Stepped premium: The premium is recalculated (and will usually increase) on each policy anniversary, based on your age at that time. Learn about the difference between stepped and level premiums.
Term life insurance (death cover): Term life insurance covers you if you die or are diagnosed with a terminal illness with less than 12 months to live. Be aware that some death cover within superannuation may not have a terminal illness benefit.
TPD any occupation: You are covered if you become disabled so that you are unable to work in any occupation. For example, a surgeon could become a GP and continue to work and earn an income, meaning they would not be eligible to claim on their TPD cover. Compare TPD insurance.

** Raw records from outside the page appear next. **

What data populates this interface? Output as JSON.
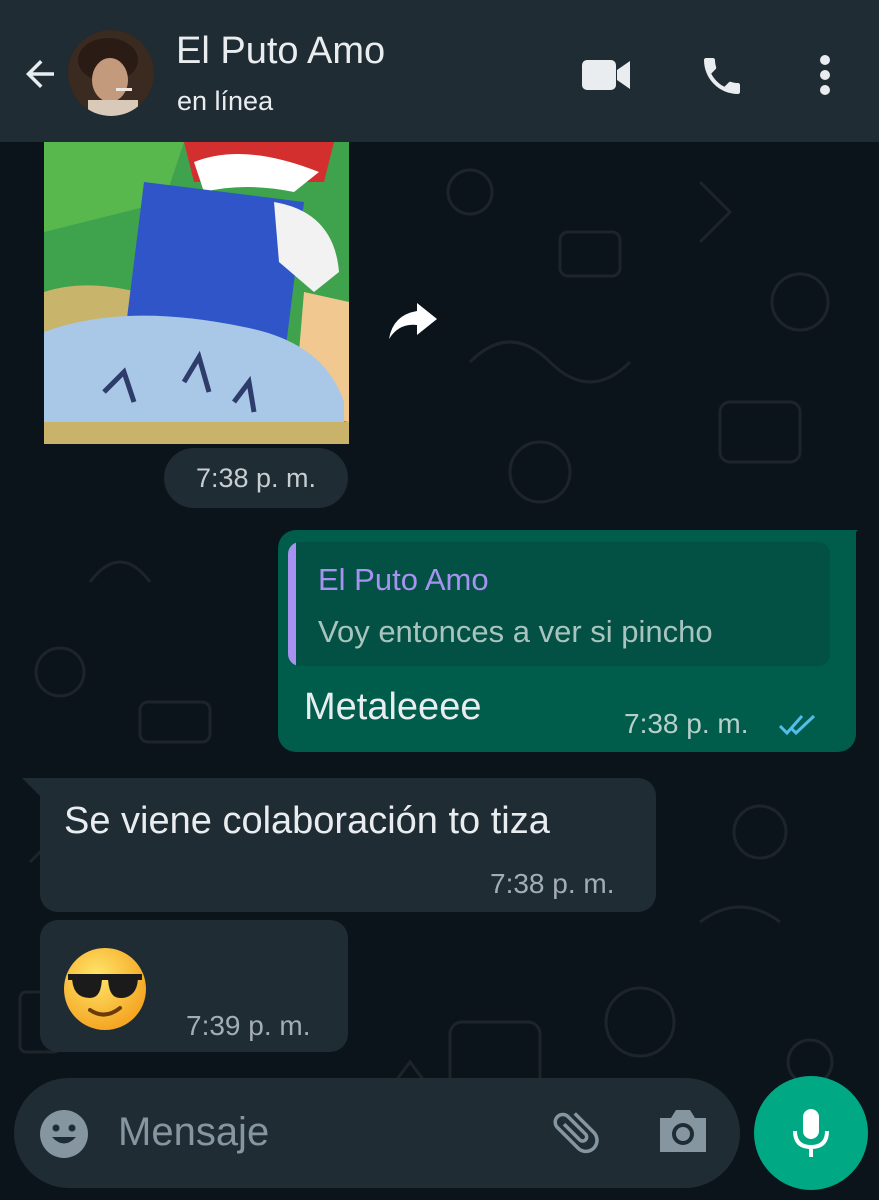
{
  "header": {
    "contact_name": "El Puto Amo",
    "status": "en línea",
    "icons": [
      "back-arrow-icon",
      "video-call-icon",
      "phone-icon",
      "more-options-icon"
    ]
  },
  "messages": [
    {
      "type": "image",
      "direction": "incoming",
      "time": "7:38 p. m."
    },
    {
      "type": "text",
      "direction": "outgoing",
      "quoted_author": "El Puto Amo",
      "quoted_text": "Voy entonces a ver si pincho",
      "text": "Metaleeee",
      "time": "7:38 p. m.",
      "status": "read"
    },
    {
      "type": "text",
      "direction": "incoming",
      "text": "Se viene colaboración to tiza",
      "time": "7:38 p. m."
    },
    {
      "type": "emoji",
      "direction": "incoming",
      "emoji_name": "smiling-face-with-sunglasses",
      "time": "7:39 p. m."
    }
  ],
  "composer": {
    "placeholder": "Mensaje",
    "icons": [
      "emoji-icon",
      "attach-icon",
      "camera-icon",
      "mic-icon"
    ]
  },
  "colors": {
    "background": "#0b141a",
    "header": "#1f2c34",
    "outgoing_bubble": "#005c4b",
    "incoming_bubble": "#1f2c34",
    "quote_accent": "#a791f1",
    "read_ticks": "#53bdeb",
    "mic_button": "#00a884"
  }
}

TPD own occupation: You are insured if you become disabled so that you are unable to work in your own current occupation. For example, if a surgeon could no longer do surgery, they would be eligible to claim on their TPD cover, and the insurance company could not make him become a GP instead. Compare TPD insurance.
Trauma cover (critical illness insurance): Cover for a lump sum payment if a defined health event happens to you, such as cancer, heart attack, or stroke. The majority of policies have an extensive list of conditions covered, so it’s worthwhile comparing your options, as they do slightly differ from policy to policy. Compare trauma insurance.
Waiting period: The number of days you must be off work before your income protection claim starts. Learn more about features of income protection insurance.
Underwriting: The process where the insurance company’s underwriter (the insurer’s insurance provider) assesses your application for insurance cover. They look at your health, occupation, sport activities or other lifestyle factors, and income. The underwriter may accept you as a standard cover (first class rate), offer you special terms for cover, or may reject you outright.
This list is current as at March 2017:
This list is current as at March 2017: